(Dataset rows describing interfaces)
---

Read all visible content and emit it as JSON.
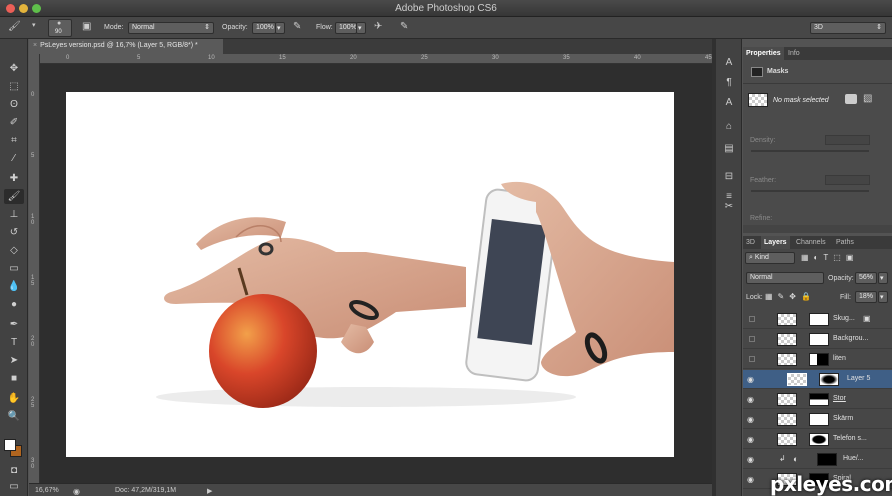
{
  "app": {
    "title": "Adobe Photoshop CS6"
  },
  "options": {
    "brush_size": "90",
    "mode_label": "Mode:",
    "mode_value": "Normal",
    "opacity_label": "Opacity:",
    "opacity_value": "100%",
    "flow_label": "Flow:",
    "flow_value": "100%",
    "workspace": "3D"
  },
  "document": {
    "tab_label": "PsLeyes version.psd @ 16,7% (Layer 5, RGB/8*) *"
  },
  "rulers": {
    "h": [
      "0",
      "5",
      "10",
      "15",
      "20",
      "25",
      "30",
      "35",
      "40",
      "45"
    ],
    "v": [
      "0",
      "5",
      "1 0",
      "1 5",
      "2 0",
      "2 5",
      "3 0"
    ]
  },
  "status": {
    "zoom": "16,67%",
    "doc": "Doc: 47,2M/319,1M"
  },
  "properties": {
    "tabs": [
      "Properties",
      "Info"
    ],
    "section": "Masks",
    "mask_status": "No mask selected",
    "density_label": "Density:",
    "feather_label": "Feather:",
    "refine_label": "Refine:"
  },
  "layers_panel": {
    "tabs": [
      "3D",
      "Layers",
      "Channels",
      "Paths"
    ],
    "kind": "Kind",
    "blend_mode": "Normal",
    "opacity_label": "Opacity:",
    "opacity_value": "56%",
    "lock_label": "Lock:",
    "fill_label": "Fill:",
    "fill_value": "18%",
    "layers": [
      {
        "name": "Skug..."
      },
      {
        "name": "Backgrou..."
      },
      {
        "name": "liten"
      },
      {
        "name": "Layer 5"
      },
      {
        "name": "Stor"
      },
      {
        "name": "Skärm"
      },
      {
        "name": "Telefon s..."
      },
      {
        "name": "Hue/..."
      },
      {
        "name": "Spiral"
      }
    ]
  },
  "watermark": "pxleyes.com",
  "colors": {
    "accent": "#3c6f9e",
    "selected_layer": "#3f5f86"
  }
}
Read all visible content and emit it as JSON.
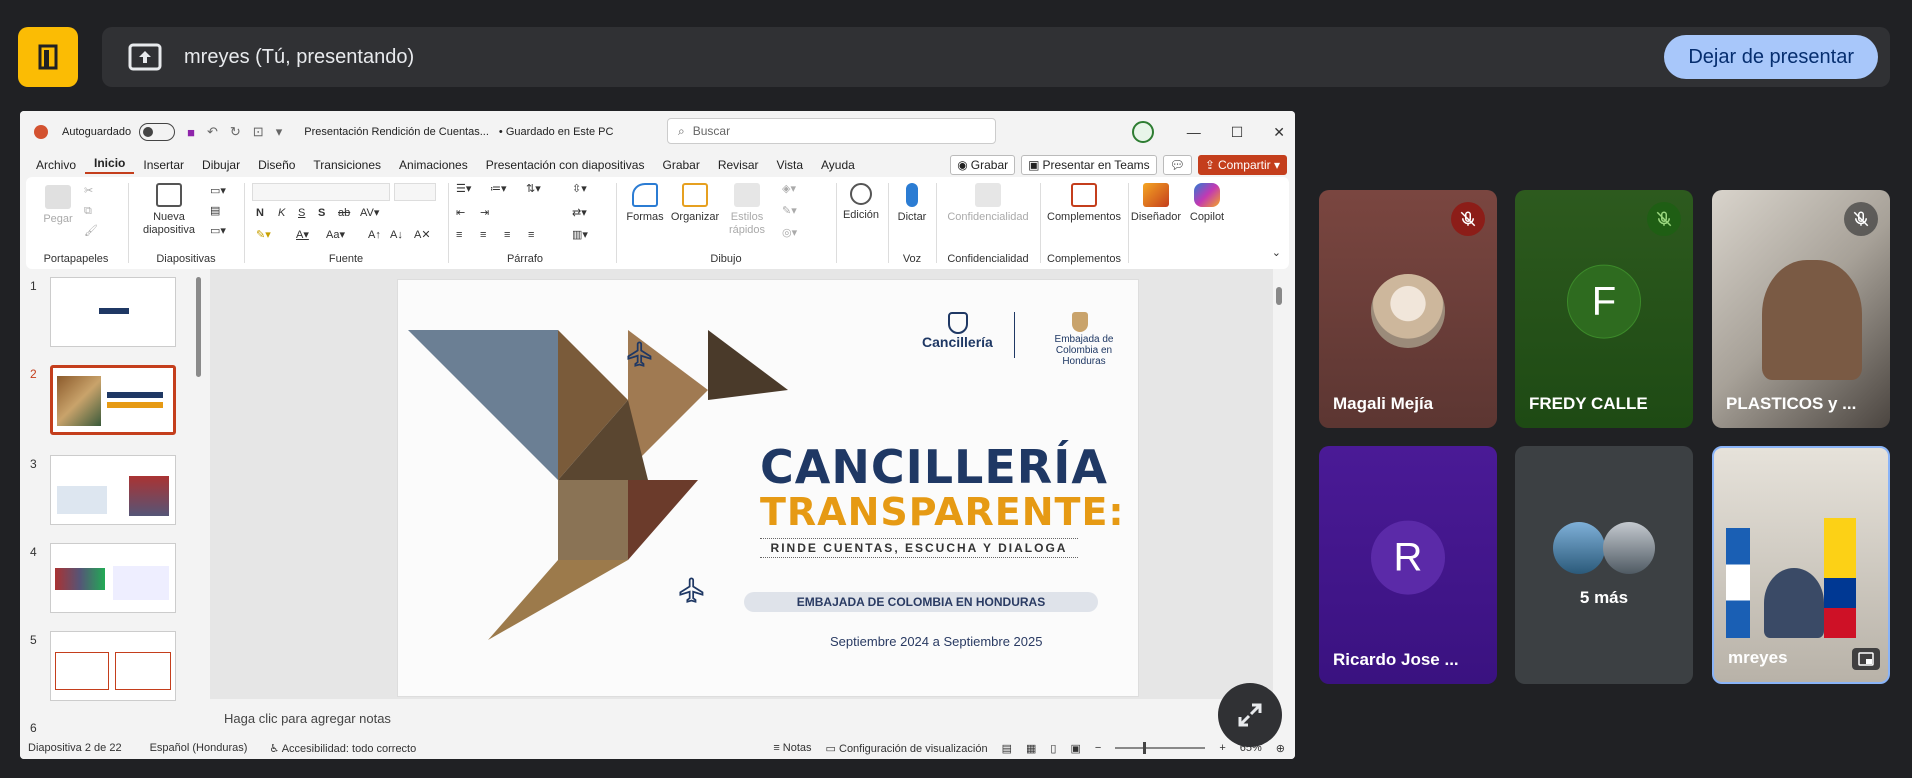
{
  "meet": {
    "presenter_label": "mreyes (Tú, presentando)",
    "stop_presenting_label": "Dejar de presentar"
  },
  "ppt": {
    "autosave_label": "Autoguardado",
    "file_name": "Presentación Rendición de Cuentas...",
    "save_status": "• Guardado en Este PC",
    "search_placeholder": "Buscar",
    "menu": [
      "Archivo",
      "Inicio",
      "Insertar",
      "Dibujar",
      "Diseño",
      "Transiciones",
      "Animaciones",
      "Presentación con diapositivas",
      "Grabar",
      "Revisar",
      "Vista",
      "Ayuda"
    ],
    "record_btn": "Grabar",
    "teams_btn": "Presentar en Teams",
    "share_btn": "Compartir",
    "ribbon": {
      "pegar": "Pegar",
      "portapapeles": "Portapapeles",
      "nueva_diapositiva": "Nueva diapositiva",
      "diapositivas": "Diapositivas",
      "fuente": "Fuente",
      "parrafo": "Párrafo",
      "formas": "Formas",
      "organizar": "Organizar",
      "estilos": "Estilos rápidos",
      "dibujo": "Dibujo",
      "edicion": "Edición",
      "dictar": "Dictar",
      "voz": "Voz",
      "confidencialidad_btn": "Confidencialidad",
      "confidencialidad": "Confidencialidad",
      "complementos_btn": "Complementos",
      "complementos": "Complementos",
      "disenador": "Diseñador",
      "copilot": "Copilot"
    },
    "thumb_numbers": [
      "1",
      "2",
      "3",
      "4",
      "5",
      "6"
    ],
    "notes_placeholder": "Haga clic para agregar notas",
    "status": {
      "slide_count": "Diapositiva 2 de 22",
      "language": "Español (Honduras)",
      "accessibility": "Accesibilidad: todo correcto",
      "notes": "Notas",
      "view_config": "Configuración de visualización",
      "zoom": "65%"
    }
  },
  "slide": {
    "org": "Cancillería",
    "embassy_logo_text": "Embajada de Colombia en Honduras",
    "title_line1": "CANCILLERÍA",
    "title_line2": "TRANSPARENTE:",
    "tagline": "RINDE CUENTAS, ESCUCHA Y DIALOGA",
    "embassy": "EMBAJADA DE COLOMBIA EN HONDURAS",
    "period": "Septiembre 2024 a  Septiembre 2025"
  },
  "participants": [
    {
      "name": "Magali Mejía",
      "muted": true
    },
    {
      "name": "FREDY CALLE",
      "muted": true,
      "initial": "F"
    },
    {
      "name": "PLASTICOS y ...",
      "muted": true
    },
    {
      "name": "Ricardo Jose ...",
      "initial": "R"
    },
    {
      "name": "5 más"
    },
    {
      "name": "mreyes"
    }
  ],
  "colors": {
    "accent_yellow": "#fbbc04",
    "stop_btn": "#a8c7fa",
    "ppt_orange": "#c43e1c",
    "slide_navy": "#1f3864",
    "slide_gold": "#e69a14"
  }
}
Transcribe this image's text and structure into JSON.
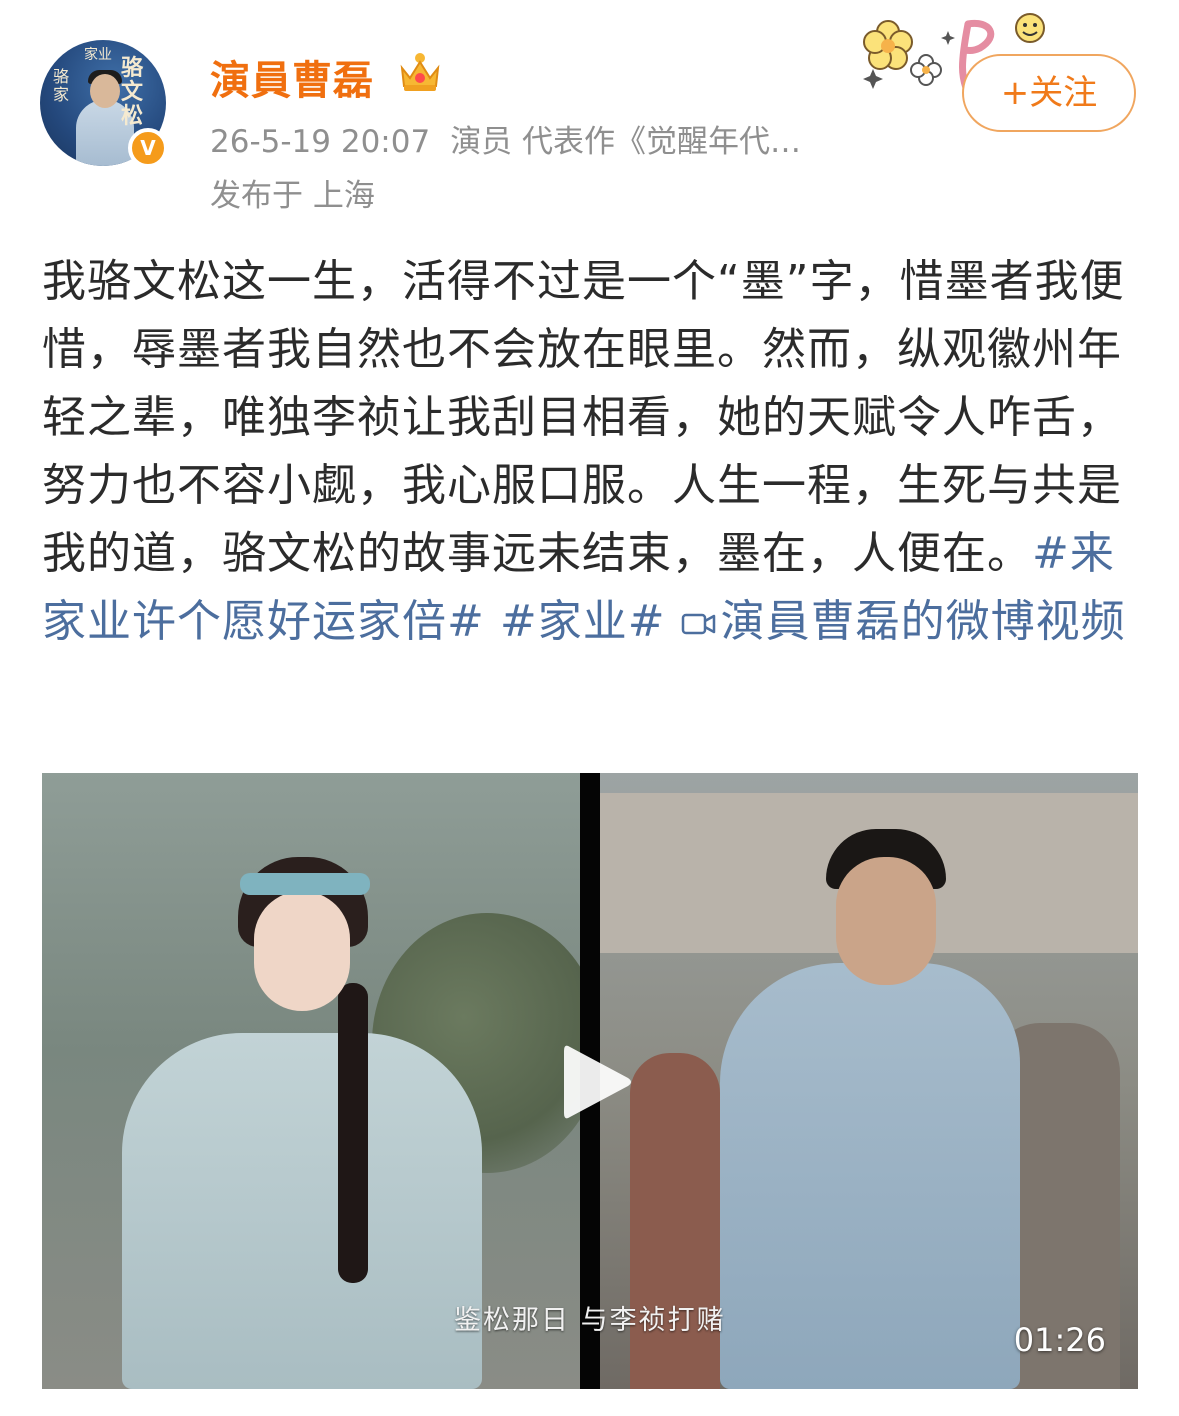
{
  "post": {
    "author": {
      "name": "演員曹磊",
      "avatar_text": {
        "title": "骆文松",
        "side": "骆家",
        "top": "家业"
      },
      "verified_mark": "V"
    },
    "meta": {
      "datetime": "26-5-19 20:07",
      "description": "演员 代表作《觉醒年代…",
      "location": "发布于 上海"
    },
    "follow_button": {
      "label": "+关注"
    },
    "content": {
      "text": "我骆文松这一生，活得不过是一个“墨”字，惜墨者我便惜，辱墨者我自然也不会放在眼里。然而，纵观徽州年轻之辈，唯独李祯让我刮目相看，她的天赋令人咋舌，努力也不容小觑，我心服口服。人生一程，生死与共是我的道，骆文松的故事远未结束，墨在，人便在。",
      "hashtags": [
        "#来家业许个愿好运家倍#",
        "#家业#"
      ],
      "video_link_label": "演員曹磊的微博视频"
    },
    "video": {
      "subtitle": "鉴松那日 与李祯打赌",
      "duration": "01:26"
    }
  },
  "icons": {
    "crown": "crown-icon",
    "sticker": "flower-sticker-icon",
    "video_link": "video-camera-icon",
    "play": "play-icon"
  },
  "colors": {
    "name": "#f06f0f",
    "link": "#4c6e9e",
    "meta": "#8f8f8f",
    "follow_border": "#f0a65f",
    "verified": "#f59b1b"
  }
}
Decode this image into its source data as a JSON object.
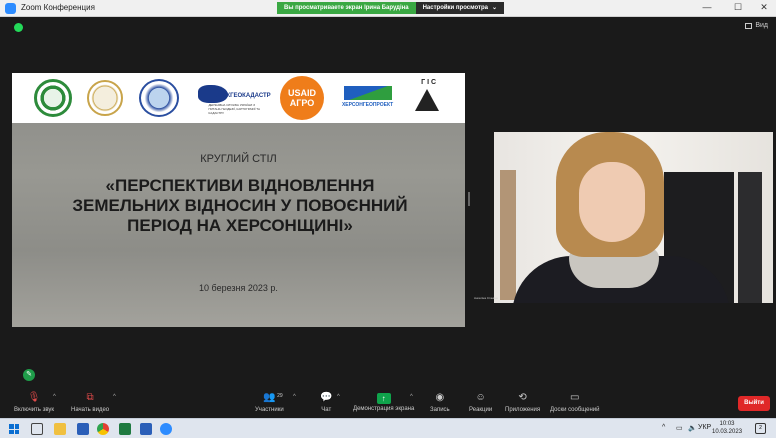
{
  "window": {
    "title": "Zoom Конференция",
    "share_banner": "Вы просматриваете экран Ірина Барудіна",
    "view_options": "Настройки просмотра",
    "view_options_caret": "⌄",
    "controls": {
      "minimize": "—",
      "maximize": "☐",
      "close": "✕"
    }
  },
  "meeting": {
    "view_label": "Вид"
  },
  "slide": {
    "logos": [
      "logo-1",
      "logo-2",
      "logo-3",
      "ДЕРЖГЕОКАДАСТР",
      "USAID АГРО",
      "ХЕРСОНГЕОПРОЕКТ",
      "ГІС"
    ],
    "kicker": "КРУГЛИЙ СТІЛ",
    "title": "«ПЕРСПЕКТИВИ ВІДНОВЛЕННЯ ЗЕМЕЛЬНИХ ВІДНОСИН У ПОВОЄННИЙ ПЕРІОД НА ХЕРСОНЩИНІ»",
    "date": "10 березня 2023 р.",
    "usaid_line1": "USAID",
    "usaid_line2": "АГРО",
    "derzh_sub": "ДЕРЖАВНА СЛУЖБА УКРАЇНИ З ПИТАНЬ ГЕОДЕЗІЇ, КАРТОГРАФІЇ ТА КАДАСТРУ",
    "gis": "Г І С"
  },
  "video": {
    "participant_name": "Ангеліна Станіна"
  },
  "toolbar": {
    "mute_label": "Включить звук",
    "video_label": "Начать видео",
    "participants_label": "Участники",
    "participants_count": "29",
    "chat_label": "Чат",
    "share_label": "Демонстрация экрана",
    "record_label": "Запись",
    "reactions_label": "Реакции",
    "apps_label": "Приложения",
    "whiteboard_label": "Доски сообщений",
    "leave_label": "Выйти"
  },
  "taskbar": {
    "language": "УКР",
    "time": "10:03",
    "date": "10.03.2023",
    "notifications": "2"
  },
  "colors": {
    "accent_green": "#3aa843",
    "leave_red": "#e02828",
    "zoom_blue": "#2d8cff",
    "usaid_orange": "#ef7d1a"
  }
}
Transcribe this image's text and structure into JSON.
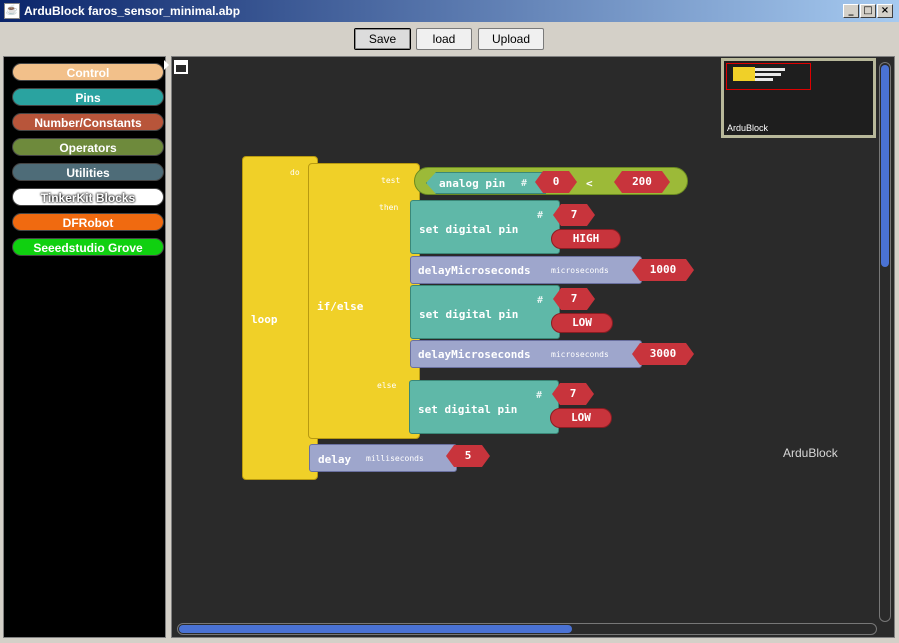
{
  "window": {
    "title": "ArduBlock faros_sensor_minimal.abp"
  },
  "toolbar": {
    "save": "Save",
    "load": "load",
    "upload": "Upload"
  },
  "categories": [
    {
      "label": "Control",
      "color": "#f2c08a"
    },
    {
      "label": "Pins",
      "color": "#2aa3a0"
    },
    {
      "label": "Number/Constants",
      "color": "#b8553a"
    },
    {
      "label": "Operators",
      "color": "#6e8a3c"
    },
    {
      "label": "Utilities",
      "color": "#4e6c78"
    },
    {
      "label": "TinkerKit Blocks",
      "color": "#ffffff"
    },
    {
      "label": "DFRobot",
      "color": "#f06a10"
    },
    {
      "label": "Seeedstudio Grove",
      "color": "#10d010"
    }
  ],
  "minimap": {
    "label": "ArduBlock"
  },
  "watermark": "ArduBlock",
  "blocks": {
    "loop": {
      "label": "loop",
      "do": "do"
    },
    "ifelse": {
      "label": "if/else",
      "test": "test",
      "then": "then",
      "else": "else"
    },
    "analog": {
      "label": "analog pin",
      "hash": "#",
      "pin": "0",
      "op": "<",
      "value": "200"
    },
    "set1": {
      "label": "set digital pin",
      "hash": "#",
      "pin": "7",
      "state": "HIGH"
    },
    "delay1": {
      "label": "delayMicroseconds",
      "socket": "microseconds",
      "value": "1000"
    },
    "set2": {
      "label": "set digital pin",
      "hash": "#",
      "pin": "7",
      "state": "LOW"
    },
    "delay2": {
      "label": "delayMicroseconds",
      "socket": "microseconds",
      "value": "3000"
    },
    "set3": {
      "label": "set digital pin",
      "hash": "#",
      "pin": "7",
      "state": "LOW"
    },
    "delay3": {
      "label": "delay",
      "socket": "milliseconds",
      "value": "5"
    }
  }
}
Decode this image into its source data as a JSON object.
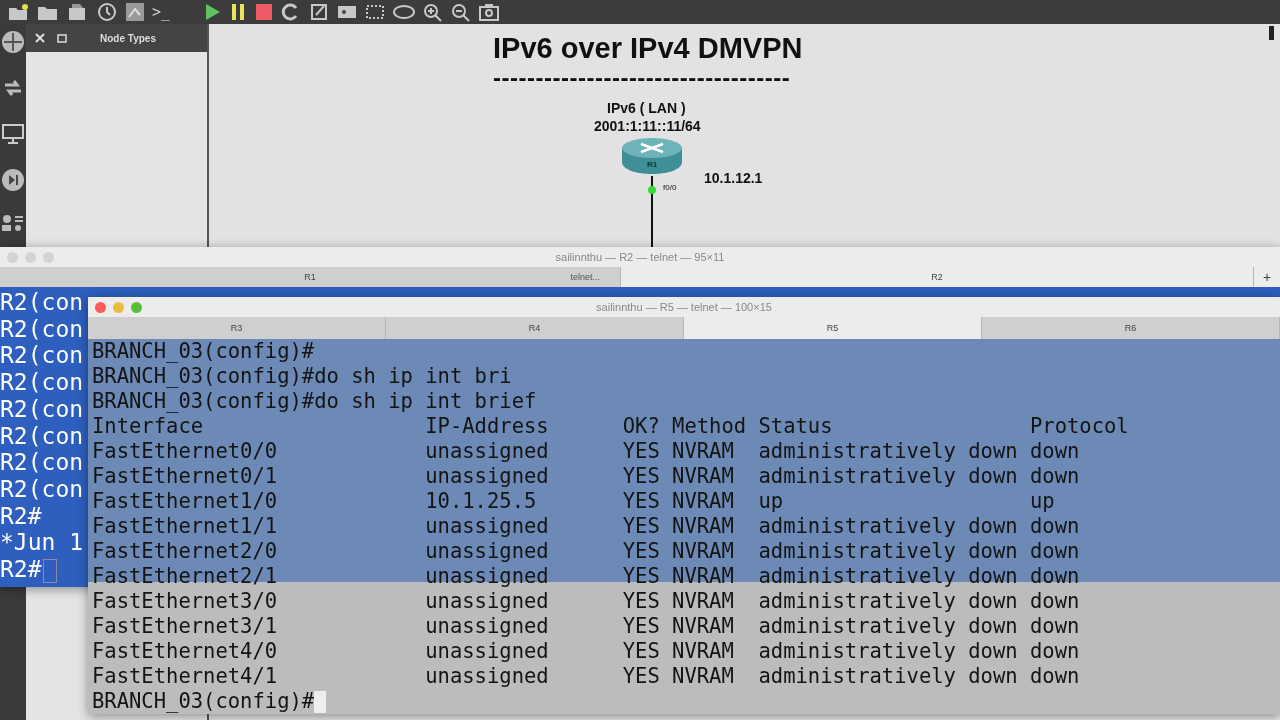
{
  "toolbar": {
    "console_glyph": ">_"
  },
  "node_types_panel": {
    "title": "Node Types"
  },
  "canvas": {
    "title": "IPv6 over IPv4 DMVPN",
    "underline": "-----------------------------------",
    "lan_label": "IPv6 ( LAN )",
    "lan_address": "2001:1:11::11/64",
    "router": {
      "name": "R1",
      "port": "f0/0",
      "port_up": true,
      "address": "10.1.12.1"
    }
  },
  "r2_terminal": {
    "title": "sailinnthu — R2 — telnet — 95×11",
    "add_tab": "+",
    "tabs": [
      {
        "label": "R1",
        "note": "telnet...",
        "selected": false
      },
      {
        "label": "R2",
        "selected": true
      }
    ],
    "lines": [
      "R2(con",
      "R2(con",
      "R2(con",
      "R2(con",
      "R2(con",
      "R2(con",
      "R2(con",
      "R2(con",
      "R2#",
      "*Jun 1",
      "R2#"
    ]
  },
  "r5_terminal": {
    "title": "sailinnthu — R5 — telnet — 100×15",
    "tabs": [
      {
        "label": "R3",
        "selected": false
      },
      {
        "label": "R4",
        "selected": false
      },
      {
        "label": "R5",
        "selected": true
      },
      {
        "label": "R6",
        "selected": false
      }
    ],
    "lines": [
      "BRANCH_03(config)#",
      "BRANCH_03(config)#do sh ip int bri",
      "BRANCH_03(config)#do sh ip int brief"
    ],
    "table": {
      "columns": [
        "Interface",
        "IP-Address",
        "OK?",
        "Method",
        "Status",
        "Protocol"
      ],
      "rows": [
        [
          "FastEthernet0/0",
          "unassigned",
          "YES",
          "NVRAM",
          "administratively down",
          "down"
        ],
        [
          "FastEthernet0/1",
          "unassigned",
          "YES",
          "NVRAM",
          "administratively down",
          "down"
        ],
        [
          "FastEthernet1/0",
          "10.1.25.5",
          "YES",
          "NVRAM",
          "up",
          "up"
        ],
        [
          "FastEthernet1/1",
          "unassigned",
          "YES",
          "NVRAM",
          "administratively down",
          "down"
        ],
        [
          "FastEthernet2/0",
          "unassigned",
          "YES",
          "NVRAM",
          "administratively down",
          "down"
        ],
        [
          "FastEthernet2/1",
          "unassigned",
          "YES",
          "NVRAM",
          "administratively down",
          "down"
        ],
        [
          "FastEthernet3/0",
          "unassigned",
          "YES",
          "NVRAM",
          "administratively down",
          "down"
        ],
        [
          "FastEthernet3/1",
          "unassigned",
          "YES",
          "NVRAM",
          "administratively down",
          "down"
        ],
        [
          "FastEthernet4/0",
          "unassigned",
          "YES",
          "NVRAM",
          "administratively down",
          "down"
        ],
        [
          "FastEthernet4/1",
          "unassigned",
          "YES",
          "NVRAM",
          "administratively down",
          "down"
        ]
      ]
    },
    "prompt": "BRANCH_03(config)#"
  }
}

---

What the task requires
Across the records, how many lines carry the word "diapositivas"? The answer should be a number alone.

Answer to the exercise
2